### What to do
Go through the data below. List every line that holds the word "None".

### Listed records
────────────────────────────────────────

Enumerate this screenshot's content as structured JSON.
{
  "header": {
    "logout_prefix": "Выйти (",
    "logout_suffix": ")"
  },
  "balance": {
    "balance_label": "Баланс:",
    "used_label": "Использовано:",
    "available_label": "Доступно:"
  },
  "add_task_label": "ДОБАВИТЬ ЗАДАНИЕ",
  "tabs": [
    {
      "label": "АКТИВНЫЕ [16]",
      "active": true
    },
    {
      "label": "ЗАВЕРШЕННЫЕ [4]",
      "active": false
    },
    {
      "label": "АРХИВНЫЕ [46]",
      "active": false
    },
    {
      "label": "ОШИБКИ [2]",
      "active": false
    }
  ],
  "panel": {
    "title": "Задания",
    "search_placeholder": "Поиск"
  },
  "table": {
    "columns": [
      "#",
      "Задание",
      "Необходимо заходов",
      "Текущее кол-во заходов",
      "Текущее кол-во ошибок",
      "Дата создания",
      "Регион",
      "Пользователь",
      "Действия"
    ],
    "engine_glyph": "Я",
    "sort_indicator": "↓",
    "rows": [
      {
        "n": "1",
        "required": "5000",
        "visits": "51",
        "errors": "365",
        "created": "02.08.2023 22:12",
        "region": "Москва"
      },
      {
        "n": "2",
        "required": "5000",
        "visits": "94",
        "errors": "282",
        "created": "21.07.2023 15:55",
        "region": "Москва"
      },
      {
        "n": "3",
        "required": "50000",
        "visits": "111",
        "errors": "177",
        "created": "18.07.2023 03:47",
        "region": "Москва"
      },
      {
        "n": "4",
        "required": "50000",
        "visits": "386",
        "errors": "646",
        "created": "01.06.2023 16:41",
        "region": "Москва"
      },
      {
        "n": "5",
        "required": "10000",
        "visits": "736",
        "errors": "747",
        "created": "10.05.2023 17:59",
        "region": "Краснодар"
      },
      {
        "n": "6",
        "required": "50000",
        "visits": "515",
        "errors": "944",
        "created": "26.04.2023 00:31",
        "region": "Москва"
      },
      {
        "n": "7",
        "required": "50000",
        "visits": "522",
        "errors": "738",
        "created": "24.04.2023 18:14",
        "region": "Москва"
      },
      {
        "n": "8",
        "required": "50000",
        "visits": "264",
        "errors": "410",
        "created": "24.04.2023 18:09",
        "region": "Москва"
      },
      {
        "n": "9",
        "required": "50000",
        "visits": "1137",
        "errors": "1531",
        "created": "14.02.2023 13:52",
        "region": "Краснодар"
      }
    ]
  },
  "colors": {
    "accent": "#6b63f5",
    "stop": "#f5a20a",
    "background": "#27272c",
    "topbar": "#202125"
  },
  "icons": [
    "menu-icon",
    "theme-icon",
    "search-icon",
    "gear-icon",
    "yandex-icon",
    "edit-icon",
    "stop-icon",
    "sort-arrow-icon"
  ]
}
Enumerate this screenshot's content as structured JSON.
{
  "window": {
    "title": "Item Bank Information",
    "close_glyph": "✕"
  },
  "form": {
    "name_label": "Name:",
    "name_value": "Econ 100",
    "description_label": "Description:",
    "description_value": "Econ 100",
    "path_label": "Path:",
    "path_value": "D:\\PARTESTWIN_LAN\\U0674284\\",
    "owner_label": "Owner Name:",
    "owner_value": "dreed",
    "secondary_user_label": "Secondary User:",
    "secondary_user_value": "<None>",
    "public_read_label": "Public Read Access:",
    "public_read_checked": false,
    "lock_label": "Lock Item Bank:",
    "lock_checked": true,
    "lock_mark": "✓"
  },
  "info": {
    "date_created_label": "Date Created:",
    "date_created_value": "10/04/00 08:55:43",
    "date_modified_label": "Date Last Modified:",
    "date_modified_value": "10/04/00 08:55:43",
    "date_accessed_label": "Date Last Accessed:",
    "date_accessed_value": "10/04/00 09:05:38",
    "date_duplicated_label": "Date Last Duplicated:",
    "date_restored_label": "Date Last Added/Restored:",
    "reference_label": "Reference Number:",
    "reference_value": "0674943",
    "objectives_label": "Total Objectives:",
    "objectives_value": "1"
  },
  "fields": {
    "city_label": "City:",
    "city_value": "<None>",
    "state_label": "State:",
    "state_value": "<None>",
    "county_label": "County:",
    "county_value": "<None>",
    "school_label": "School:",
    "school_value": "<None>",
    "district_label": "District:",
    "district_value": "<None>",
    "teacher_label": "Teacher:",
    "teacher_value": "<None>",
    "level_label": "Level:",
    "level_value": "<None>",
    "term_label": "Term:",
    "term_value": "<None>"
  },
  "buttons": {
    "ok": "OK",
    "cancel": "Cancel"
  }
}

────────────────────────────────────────

### Result
    "secondary_user_value": "<None>",
    "city_value": "<None>",
    "state_value": "<None>",
    "county_value": "<None>",
    "school_value": "<None>",
    "district_value": "<None>",
    "teacher_value": "<None>",
    "level_value": "<None>",
    "term_value": "<None>"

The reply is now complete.